Problem details -> Nothing but the pictures is dropped; write out all the remaining data below exactly.

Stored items
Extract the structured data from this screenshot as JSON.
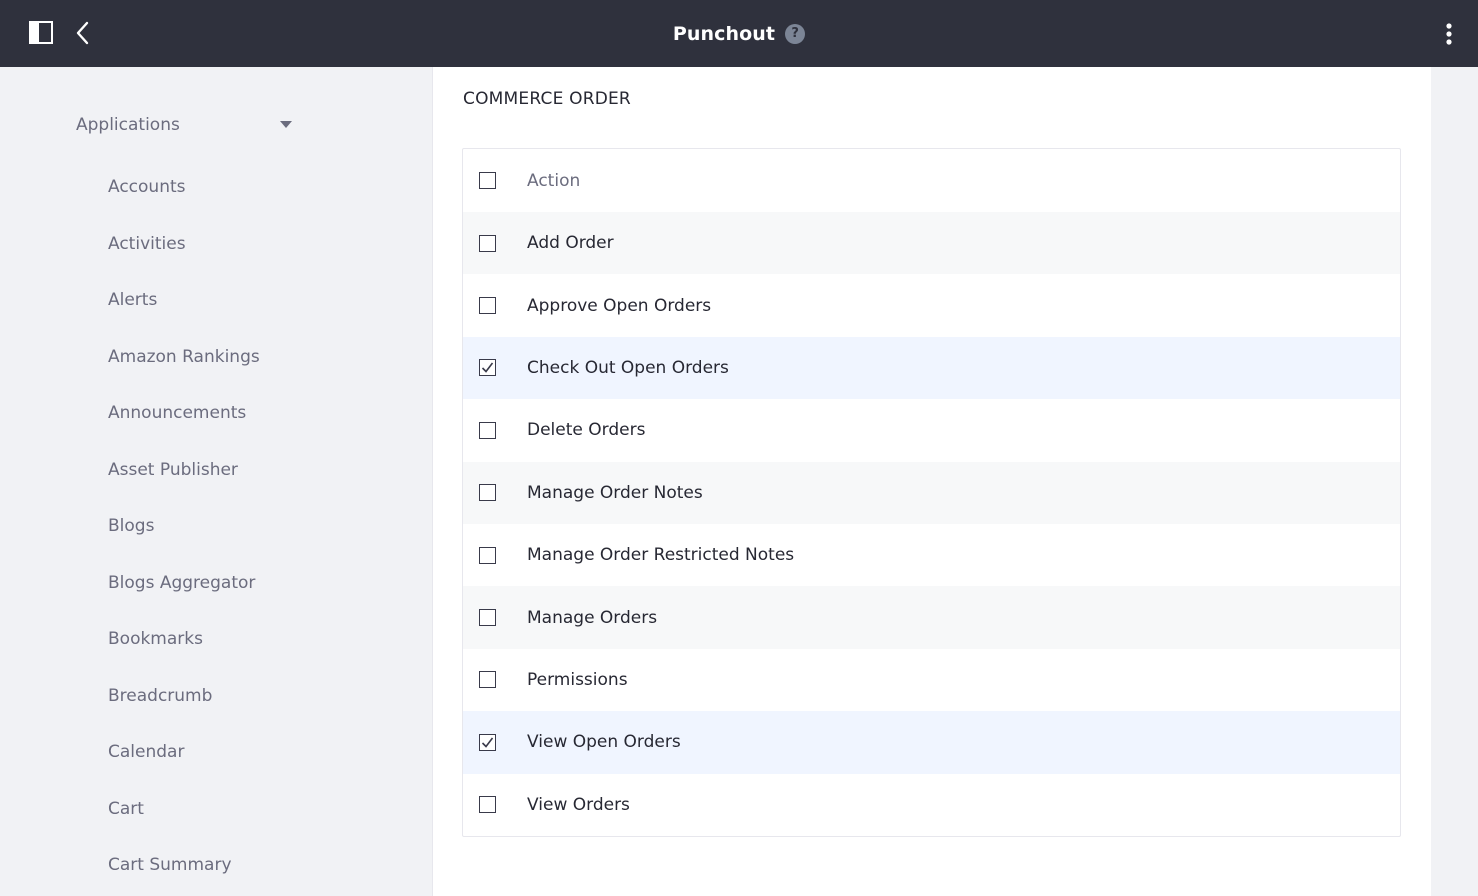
{
  "header": {
    "title": "Punchout",
    "help_label": "?"
  },
  "sidebar": {
    "section_label": "Applications",
    "items": [
      "Accounts",
      "Activities",
      "Alerts",
      "Amazon Rankings",
      "Announcements",
      "Asset Publisher",
      "Blogs",
      "Blogs Aggregator",
      "Bookmarks",
      "Breadcrumb",
      "Calendar",
      "Cart",
      "Cart Summary"
    ]
  },
  "main": {
    "section_title": "COMMERCE ORDER",
    "column_header": "Action",
    "rows": [
      {
        "label": "Add Order",
        "checked": false
      },
      {
        "label": "Approve Open Orders",
        "checked": false
      },
      {
        "label": "Check Out Open Orders",
        "checked": true
      },
      {
        "label": "Delete Orders",
        "checked": false
      },
      {
        "label": "Manage Order Notes",
        "checked": false
      },
      {
        "label": "Manage Order Restricted Notes",
        "checked": false
      },
      {
        "label": "Manage Orders",
        "checked": false
      },
      {
        "label": "Permissions",
        "checked": false
      },
      {
        "label": "View Open Orders",
        "checked": true
      },
      {
        "label": "View Orders",
        "checked": false
      }
    ]
  },
  "colors": {
    "topbar_bg": "#2f313d",
    "sidebar_bg": "#f1f2f5",
    "selected_row_bg": "#f0f5ff",
    "stripe_row_bg": "#f7f8f9"
  },
  "icons": {
    "panel_toggle": "sidebar-panel-icon",
    "back": "chevron-left-icon",
    "help": "question-circle-icon",
    "menu": "ellipsis-vertical-icon",
    "section_toggle": "caret-down-icon",
    "checkbox_checked": "check-icon"
  }
}
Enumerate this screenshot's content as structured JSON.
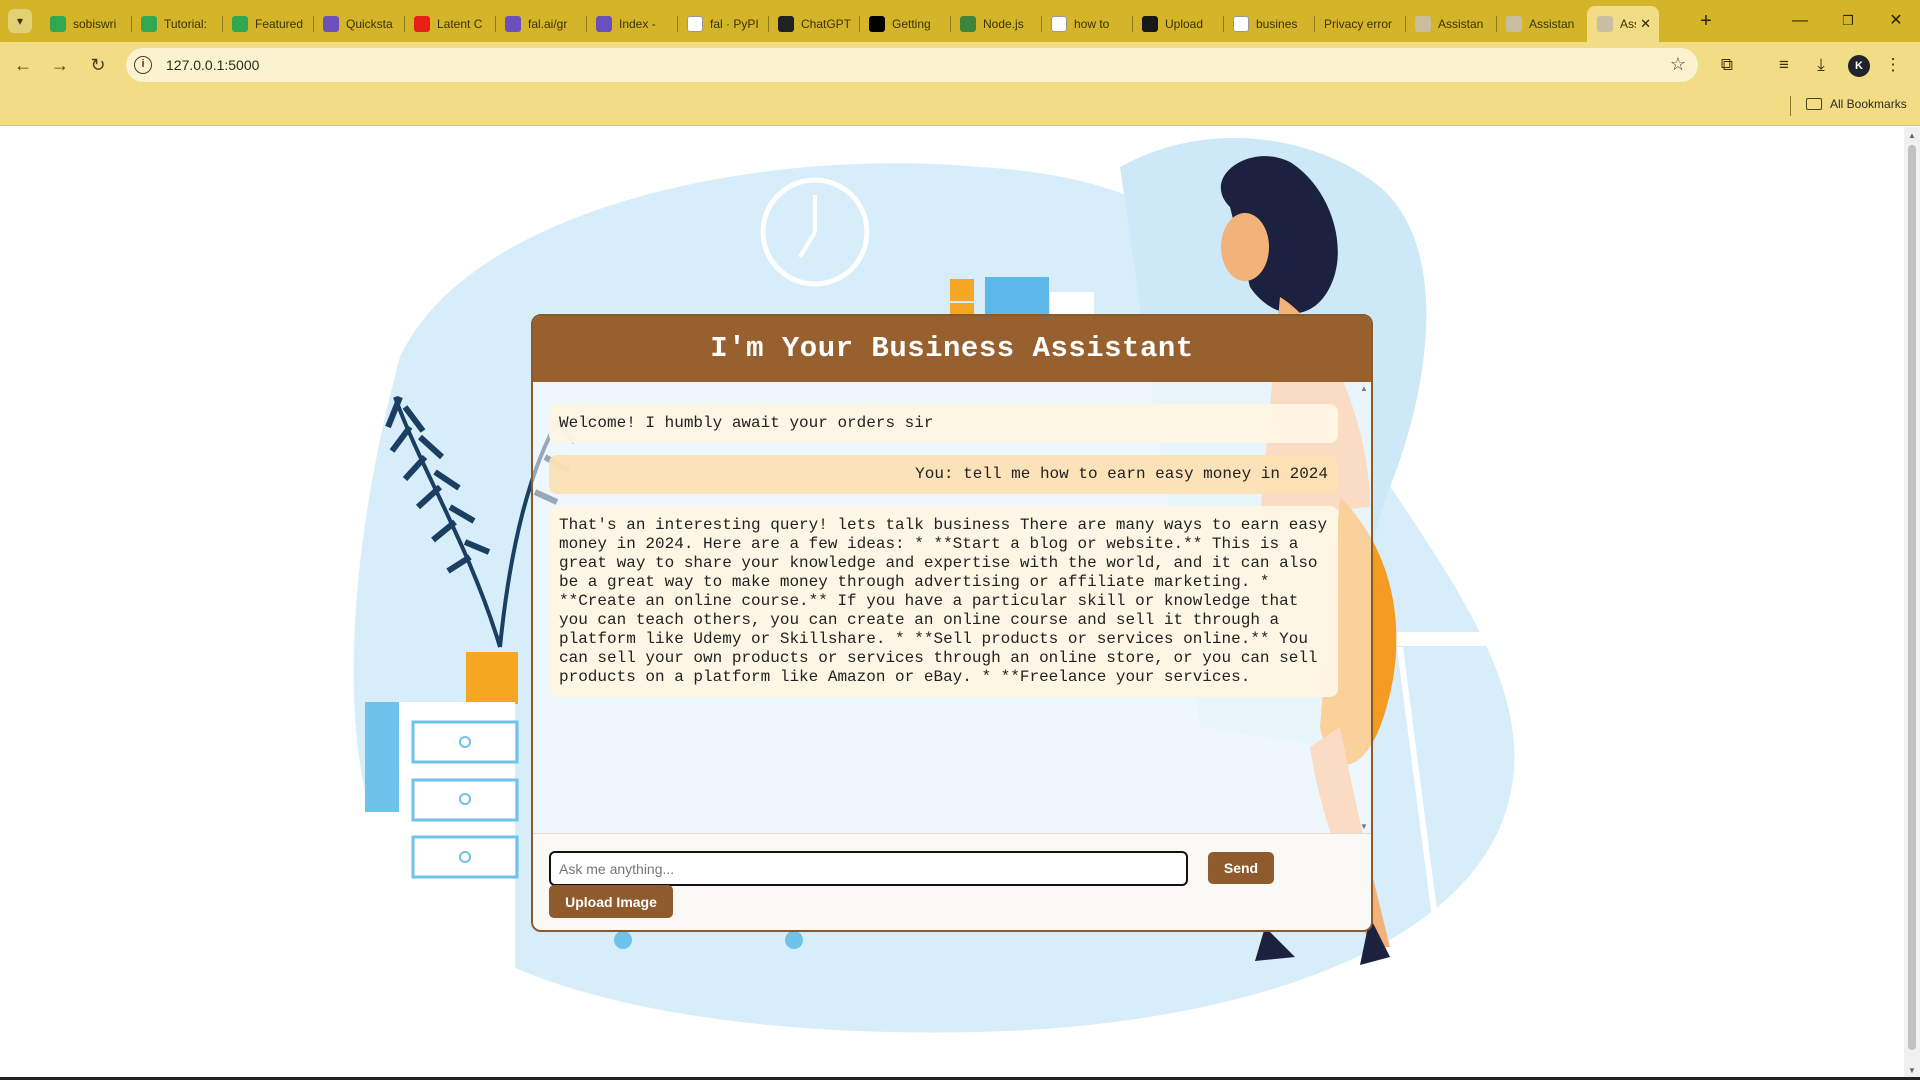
{
  "browser": {
    "tabs": [
      {
        "title": "sobiswri",
        "favicon": "green-page-icon",
        "color": "#2fa84f"
      },
      {
        "title": "Tutorial:",
        "favicon": "green-page-icon",
        "color": "#2fa84f"
      },
      {
        "title": "Featured",
        "favicon": "green-page-icon",
        "color": "#2fa84f"
      },
      {
        "title": "Quicksta",
        "favicon": "purple-grid-icon",
        "color": "#6b4fbb"
      },
      {
        "title": "Latent C",
        "favicon": "youtube-icon",
        "color": "#e62117"
      },
      {
        "title": "fal.ai/gr",
        "favicon": "purple-grid-icon",
        "color": "#6b4fbb"
      },
      {
        "title": "Index -",
        "favicon": "purple-grid-icon",
        "color": "#6b4fbb"
      },
      {
        "title": "fal · PyPI",
        "favicon": "pypi-icon",
        "color": "#ffffff"
      },
      {
        "title": "ChatGPT",
        "favicon": "openai-icon",
        "color": "#202123"
      },
      {
        "title": "Getting",
        "favicon": "nextjs-icon",
        "color": "#000000"
      },
      {
        "title": "Node.js",
        "favicon": "nodejs-icon",
        "color": "#3c873a"
      },
      {
        "title": "how to",
        "favicon": "google-icon",
        "color": "#ffffff"
      },
      {
        "title": "Upload",
        "favicon": "github-icon",
        "color": "#181717"
      },
      {
        "title": "busines",
        "favicon": "google-icon",
        "color": "#ffffff"
      },
      {
        "title": "Privacy error",
        "favicon": "",
        "color": ""
      },
      {
        "title": "Assistan",
        "favicon": "globe-icon",
        "color": "#c9bfa0"
      },
      {
        "title": "Assistan",
        "favicon": "globe-icon",
        "color": "#c9bfa0"
      },
      {
        "title": "Ass",
        "favicon": "globe-icon",
        "color": "#c9bfa0",
        "active": true
      }
    ],
    "url": "127.0.0.1:5000",
    "bookmarks_label": "All Bookmarks",
    "profile_initial": "K",
    "theme": {
      "tabbar": "#d4b52a",
      "toolbar": "#f2dc86"
    }
  },
  "chat": {
    "title": "I'm Your Business Assistant",
    "messages": [
      {
        "role": "bot",
        "text": "Welcome! I humbly await your orders sir"
      },
      {
        "role": "user",
        "text": "You: tell me how to earn easy money in 2024"
      },
      {
        "role": "bot",
        "text": "That's an interesting query! lets talk business There are many ways to earn easy money in 2024. Here are a few ideas: * **Start a blog or website.** This is a great way to share your knowledge and expertise with the world, and it can also be a great way to make money through advertising or affiliate marketing. * **Create an online course.** If you have a particular skill or knowledge that you can teach others, you can create an online course and sell it through a platform like Udemy or Skillshare. * **Sell products or services online.** You can sell your own products or services through an online store, or you can sell products on a platform like Amazon or eBay. * **Freelance your services."
      }
    ],
    "input": {
      "value": "",
      "placeholder": "Ask me anything..."
    },
    "send_label": "Send",
    "upload_label": "Upload Image",
    "colors": {
      "header": "#99602f",
      "button": "#8f5a2c",
      "bot_bubble": "#fff6e4",
      "user_bubble": "#fde0b4"
    }
  }
}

Solved problem ->
Extract the structured data from this screenshot as JSON.
{
  "header": {
    "title": "Punchout",
    "help_label": "?"
  },
  "sidebar": {
    "section_label": "Applications",
    "items": [
      "Accounts",
      "Activities",
      "Alerts",
      "Amazon Rankings",
      "Announcements",
      "Asset Publisher",
      "Blogs",
      "Blogs Aggregator",
      "Bookmarks",
      "Breadcrumb",
      "Calendar",
      "Cart",
      "Cart Summary"
    ]
  },
  "main": {
    "section_title": "COMMERCE ORDER",
    "column_header": "Action",
    "rows": [
      {
        "label": "Add Order",
        "checked": false
      },
      {
        "label": "Approve Open Orders",
        "checked": false
      },
      {
        "label": "Check Out Open Orders",
        "checked": true
      },
      {
        "label": "Delete Orders",
        "checked": false
      },
      {
        "label": "Manage Order Notes",
        "checked": false
      },
      {
        "label": "Manage Order Restricted Notes",
        "checked": false
      },
      {
        "label": "Manage Orders",
        "checked": false
      },
      {
        "label": "Permissions",
        "checked": false
      },
      {
        "label": "View Open Orders",
        "checked": true
      },
      {
        "label": "View Orders",
        "checked": false
      }
    ]
  },
  "colors": {
    "topbar_bg": "#2f313d",
    "sidebar_bg": "#f1f2f5",
    "selected_row_bg": "#f0f5ff",
    "stripe_row_bg": "#f7f8f9"
  },
  "icons": {
    "panel_toggle": "sidebar-panel-icon",
    "back": "chevron-left-icon",
    "help": "question-circle-icon",
    "menu": "ellipsis-vertical-icon",
    "section_toggle": "caret-down-icon",
    "checkbox_checked": "check-icon"
  }
}
Enumerate this screenshot's content as structured JSON.
{
  "browser": {
    "tabs": [
      {
        "title": "sobiswri",
        "favicon": "green-page-icon",
        "color": "#2fa84f"
      },
      {
        "title": "Tutorial:",
        "favicon": "green-page-icon",
        "color": "#2fa84f"
      },
      {
        "title": "Featured",
        "favicon": "green-page-icon",
        "color": "#2fa84f"
      },
      {
        "title": "Quicksta",
        "favicon": "purple-grid-icon",
        "color": "#6b4fbb"
      },
      {
        "title": "Latent C",
        "favicon": "youtube-icon",
        "color": "#e62117"
      },
      {
        "title": "fal.ai/gr",
        "favicon": "purple-grid-icon",
        "color": "#6b4fbb"
      },
      {
        "title": "Index -",
        "favicon": "purple-grid-icon",
        "color": "#6b4fbb"
      },
      {
        "title": "fal · PyPI",
        "favicon": "pypi-icon",
        "color": "#ffffff"
      },
      {
        "title": "ChatGPT",
        "favicon": "openai-icon",
        "color": "#202123"
      },
      {
        "title": "Getting",
        "favicon": "nextjs-icon",
        "color": "#000000"
      },
      {
        "title": "Node.js",
        "favicon": "nodejs-icon",
        "color": "#3c873a"
      },
      {
        "title": "how to",
        "favicon": "google-icon",
        "color": "#ffffff"
      },
      {
        "title": "Upload",
        "favicon": "github-icon",
        "color": "#181717"
      },
      {
        "title": "busines",
        "favicon": "google-icon",
        "color": "#ffffff"
      },
      {
        "title": "Privacy error",
        "favicon": "",
        "color": ""
      },
      {
        "title": "Assistan",
        "favicon": "globe-icon",
        "color": "#c9bfa0"
      },
      {
        "title": "Assistan",
        "favicon": "globe-icon",
        "color": "#c9bfa0"
      },
      {
        "title": "Ass",
        "favicon": "globe-icon",
        "color": "#c9bfa0",
        "active": true
      }
    ],
    "url": "127.0.0.1:5000",
    "bookmarks_label": "All Bookmarks",
    "profile_initial": "K",
    "theme": {
      "tabbar": "#d4b52a",
      "toolbar": "#f2dc86"
    }
  },
  "chat": {
    "title": "I'm Your Business Assistant",
    "messages": [
      {
        "role": "bot",
        "text": "Welcome! I humbly await your orders sir"
      },
      {
        "role": "user",
        "text": "You: tell me how to earn easy money in 2024"
      },
      {
        "role": "bot",
        "text": "That's an interesting query! lets talk business There are many ways to earn easy money in 2024. Here are a few ideas: * **Start a blog or website.** This is a great way to share your knowledge and expertise with the world, and it can also be a great way to make money through advertising or affiliate marketing. * **Create an online course.** If you have a particular skill or knowledge that you can teach others, you can create an online course and sell it through a platform like Udemy or Skillshare. * **Sell products or services online.** You can sell your own products or services through an online store, or you can sell products on a platform like Amazon or eBay. * **Freelance your services."
      }
    ],
    "input": {
      "value": "",
      "placeholder": "Ask me anything..."
    },
    "send_label": "Send",
    "upload_label": "Upload Image",
    "colors": {
      "header": "#99602f",
      "button": "#8f5a2c",
      "bot_bubble": "#fff6e4",
      "user_bubble": "#fde0b4"
    }
  }
}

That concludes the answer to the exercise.